During tough economic times, many people turn to selling items they no longer use. Garage sales and yard sales provide a way to generate some cash and eliminate unwanted items. If you are short on tables to display the merchandise, use your imagination and creativity to construct some makeshift display tables. Construct tables from ordinary objects found in your garage or workshop. When covered with brightly colored table covers, they work well as substitute tables.


Step 1

Do an inventory of the items for sale to determine how many tables or surfaces you need for displays. Make your own tables out of boards supported on chairs, or a stack of two or three cinder blocks. Cover these with large beach towels to disguise them.

Step 2

Place a sheet of plywood on a metal bed frame for a lower display. Cover it with a sheet or bedspread before placing items. Use old TV trays with legs to display smaller items such as jewelry or unbreakable plastic dishes. If you have a set of four TV trays, group them together and display similar items. Old pieces of fabric make good covers.


Step 3

Use wooden saw horses to create tables with an old door or window shutters. Space the horses far enough apart to support the doors or shutters. Cover the door with an old sheet. These makeshift tables are strong enough to display larger items such as an electric mixer, toaster, blender or coffeemaker safely. The wider tables also work well for displaying sporting equipment or tools.

Step 4

Turn large boxes upside down to use for folded clothing or shoes. Turn a 50-gallon barrel upside down, cover with a round, plastic tablecloth to display items that require a sturdy surface such as glassware. A sturdy old ironing board works well for displaying magazines or books.



Linda Woolhether

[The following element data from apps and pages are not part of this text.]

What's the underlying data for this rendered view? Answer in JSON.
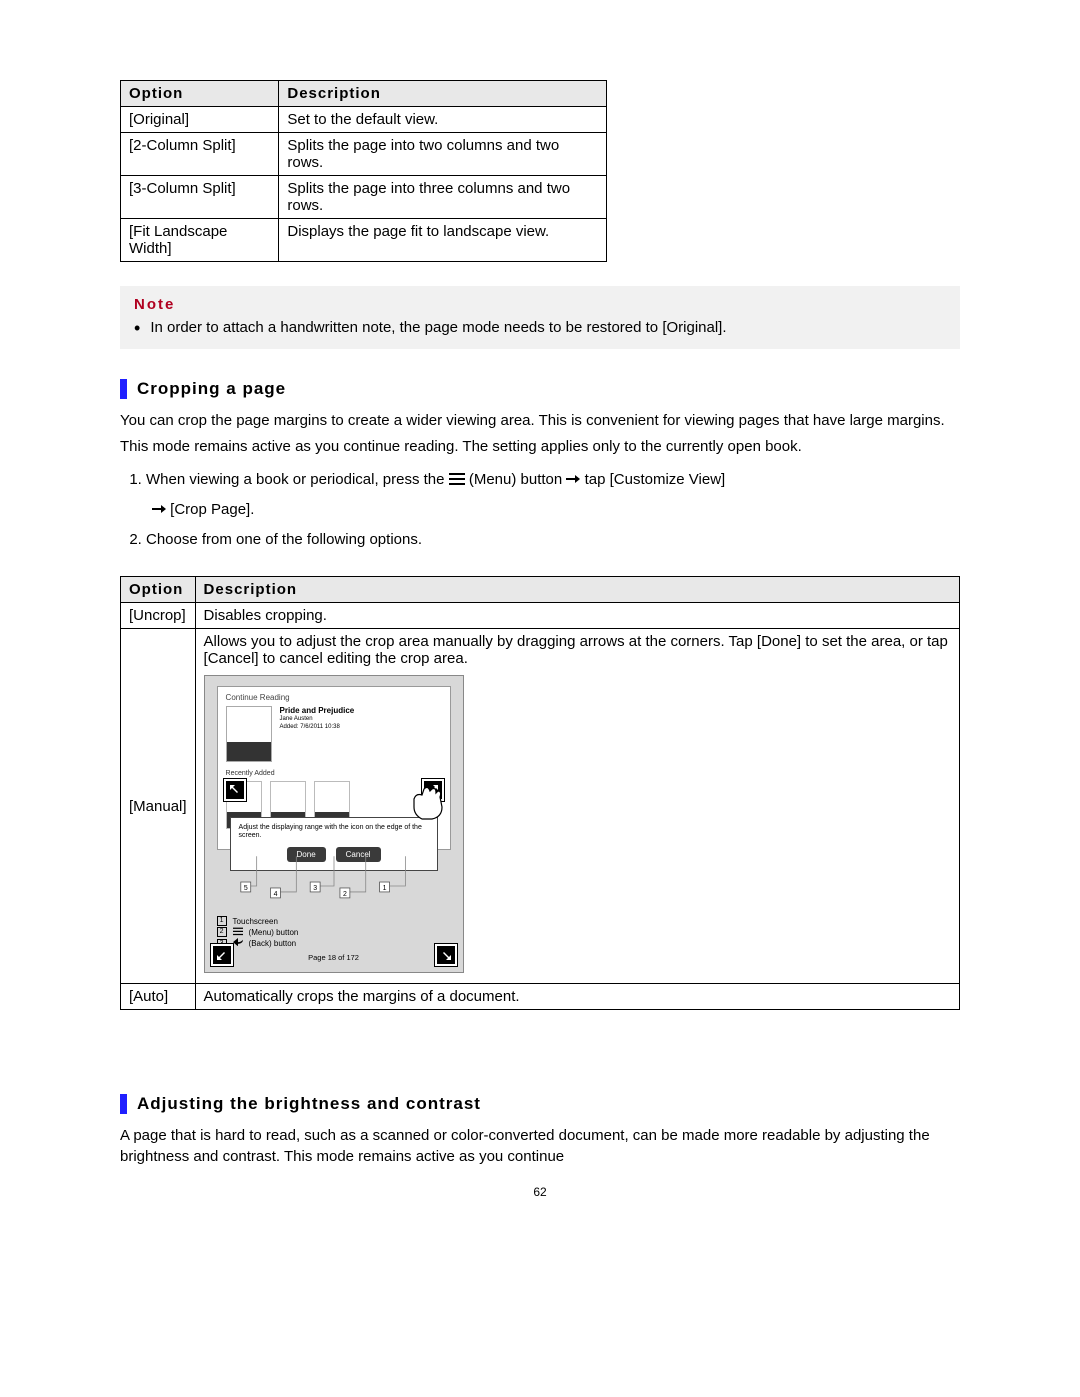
{
  "table1": {
    "headers": {
      "opt": "Option",
      "desc": "Description"
    },
    "rows": [
      {
        "opt": "[Original]",
        "desc": "Set to the default view."
      },
      {
        "opt": "[2-Column Split]",
        "desc": "Splits the page into two columns and two rows."
      },
      {
        "opt": "[3-Column Split]",
        "desc": "Splits the page into three columns and two rows."
      },
      {
        "opt": "[Fit Landscape Width]",
        "desc": "Displays the page fit to landscape view."
      }
    ]
  },
  "note": {
    "title": "Note",
    "text": "In order to attach a handwritten note, the page mode needs to be restored to [Original]."
  },
  "section1": {
    "title": "Cropping a page",
    "p1": "You can crop the page margins to create a wider viewing area. This is convenient for viewing pages that have large margins.",
    "p2": "This mode remains active as you continue reading. The setting applies only to the currently open book.",
    "step1_a": "When viewing a book or periodical, press the ",
    "step1_b": " (Menu) button ",
    "step1_c": " tap [Customize View] ",
    "step1_d": " [Crop Page].",
    "step2": "Choose from one of the following options."
  },
  "table2": {
    "headers": {
      "opt": "Option",
      "desc": "Description"
    },
    "rows": {
      "uncrop": {
        "opt": "[Uncrop]",
        "desc": "Disables cropping."
      },
      "manual": {
        "opt": "[Manual]",
        "desc": "Allows you to adjust the crop area manually by dragging arrows at the corners. Tap [Done] to set the area, or tap [Cancel] to cancel editing the crop area."
      },
      "auto": {
        "opt": "[Auto]",
        "desc": "Automatically crops the margins of a document."
      }
    }
  },
  "screenshot": {
    "section_label": "Continue Reading",
    "book_title": "Pride and Prejudice",
    "book_author": "Jane Austen",
    "book_date": "Added: 7/6/2011 10:38",
    "sub_label": "Recently Added",
    "dialog_text": "Adjust the displaying range with the icon on the edge of the screen.",
    "done": "Done",
    "cancel": "Cancel",
    "legend": [
      {
        "n": "1",
        "label": "Touchscreen"
      },
      {
        "n": "2",
        "label": "(Menu) button",
        "icon": "menu"
      },
      {
        "n": "3",
        "label": "(Back) button",
        "icon": "back"
      }
    ],
    "page_indicator": "Page 18 of 172"
  },
  "section2": {
    "title": "Adjusting the brightness and contrast",
    "p1": "A page that is hard to read, such as a scanned or color-converted document, can be made more readable by adjusting the brightness and contrast. This mode remains active as you continue"
  },
  "page_number": "62"
}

Linda Woolhether is a retired teacher born in Texas, but now resides in Wyoming. Her career as a reading and writing teacher spanned 20-plus years. She holds a Master of Arts in education in curriculum and instruction and is experienced in various types of writing. She was successful in writing several educational grants while teaching. Completing a novel is presently her goal.